Growing from the concern regarding the lack of research on children from immigrant backgrounds in CPS despite being overrepresented in the system, this study explores the lived experiences of children from Pakistani backgrounds with CPS in Norway. This study has two main aims: first, to gain an understanding of how children perceive and experience CPS internationally, and second, to explore the lived experiences of children from immigrant backgrounds with CPS in Norway.

This study is based on both secondary and primary data. The secondary data comprise 39 articles, which were collected systematically from previously published research related to children’s experiences with CPS. The primary study used the qualitative methodology of interpretative phenomenological analysis (IPA) to explore children’s lived experiences of their social relations (power relations) and emotions in the context of CPS. Eleven children (aged 13–19 years) from Pakistani backgrounds were recruited purposively, as they were receiving or had received services from CPS in the recent past due to neglect and/or abuse. Data were collected through in-depth semi-structured interviews.

The study revealed that children experienced power struggles in relation to both family and CPS. Power relations were revealed as a complex phenomenon on a continuum ranging from dominance to empowerment. The children’s position on the continuum was influenced by factors such as their age, gender, family norms, how they viewed themselves in relation to others (Norwegian majority) and how they perceived others viewed them. This study also revealed children’s complex emotions experienced in relation to their families, CPS and self. These emotions were revealed as embodied, spatial and relational experiences. The congregation of emergent themes revealed the emotions, such as guilt and regret, evoked by their contact with CPS, which affected their actions and inactions. This study contributes new insights and awareness about the variations in children’s understandings of realities and how their sociocultural factors and interdependent positions impact their experiences with CPS. This has implications for how child protection is understood in a multicultural context, how CPS interventions and programmes are designed and implemented and how social workers’ education is addressed to create equitable social services. Child protection is not just about creating safe nuclear families for children to grow up; it is equally important to develop communities, societies and cultures in which every child receives equitable opportunities and protection of rights.

Author Biography

Samita Wilson

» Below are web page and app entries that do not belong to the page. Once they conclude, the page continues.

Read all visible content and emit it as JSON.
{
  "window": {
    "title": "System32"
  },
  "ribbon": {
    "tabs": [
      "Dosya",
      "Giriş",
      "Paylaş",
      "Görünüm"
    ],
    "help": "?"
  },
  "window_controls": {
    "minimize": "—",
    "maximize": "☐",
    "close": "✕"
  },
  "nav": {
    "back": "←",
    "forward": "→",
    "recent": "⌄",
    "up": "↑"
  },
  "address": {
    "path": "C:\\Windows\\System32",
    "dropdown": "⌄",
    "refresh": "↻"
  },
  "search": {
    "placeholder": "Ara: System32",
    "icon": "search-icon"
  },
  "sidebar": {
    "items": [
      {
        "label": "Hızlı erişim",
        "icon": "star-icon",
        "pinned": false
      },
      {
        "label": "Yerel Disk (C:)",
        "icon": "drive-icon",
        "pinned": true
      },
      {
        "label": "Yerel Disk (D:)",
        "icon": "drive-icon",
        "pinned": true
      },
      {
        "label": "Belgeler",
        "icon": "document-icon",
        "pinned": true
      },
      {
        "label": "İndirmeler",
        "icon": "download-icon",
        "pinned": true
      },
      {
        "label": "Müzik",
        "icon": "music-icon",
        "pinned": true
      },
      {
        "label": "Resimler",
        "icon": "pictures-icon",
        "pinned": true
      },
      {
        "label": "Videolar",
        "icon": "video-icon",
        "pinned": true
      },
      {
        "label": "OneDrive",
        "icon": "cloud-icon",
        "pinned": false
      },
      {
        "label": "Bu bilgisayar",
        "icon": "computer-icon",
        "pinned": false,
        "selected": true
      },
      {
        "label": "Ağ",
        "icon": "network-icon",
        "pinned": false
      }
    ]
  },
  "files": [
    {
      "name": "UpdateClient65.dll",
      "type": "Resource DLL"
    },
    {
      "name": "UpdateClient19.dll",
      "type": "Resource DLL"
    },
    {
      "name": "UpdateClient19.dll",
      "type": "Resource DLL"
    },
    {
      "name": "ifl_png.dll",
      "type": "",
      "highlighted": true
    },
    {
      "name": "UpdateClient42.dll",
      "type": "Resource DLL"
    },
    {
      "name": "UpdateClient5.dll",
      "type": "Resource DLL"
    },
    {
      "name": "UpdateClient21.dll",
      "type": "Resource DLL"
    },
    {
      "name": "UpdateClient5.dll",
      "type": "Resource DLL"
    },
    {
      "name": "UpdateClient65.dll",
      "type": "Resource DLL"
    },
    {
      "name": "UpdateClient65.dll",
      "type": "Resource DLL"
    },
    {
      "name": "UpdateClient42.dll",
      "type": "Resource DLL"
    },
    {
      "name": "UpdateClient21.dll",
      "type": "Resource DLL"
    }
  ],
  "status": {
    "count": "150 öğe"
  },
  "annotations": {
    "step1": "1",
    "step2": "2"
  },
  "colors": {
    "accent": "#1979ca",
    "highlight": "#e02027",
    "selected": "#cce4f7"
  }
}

Phd Fellow
PhD Program in Social Sciences
Department for Social Studies
University of Stavanger

Cover image



November 23, 2022


Creative Commons License

This work is licensed under a Creative Commons Attribution 4.0 International License.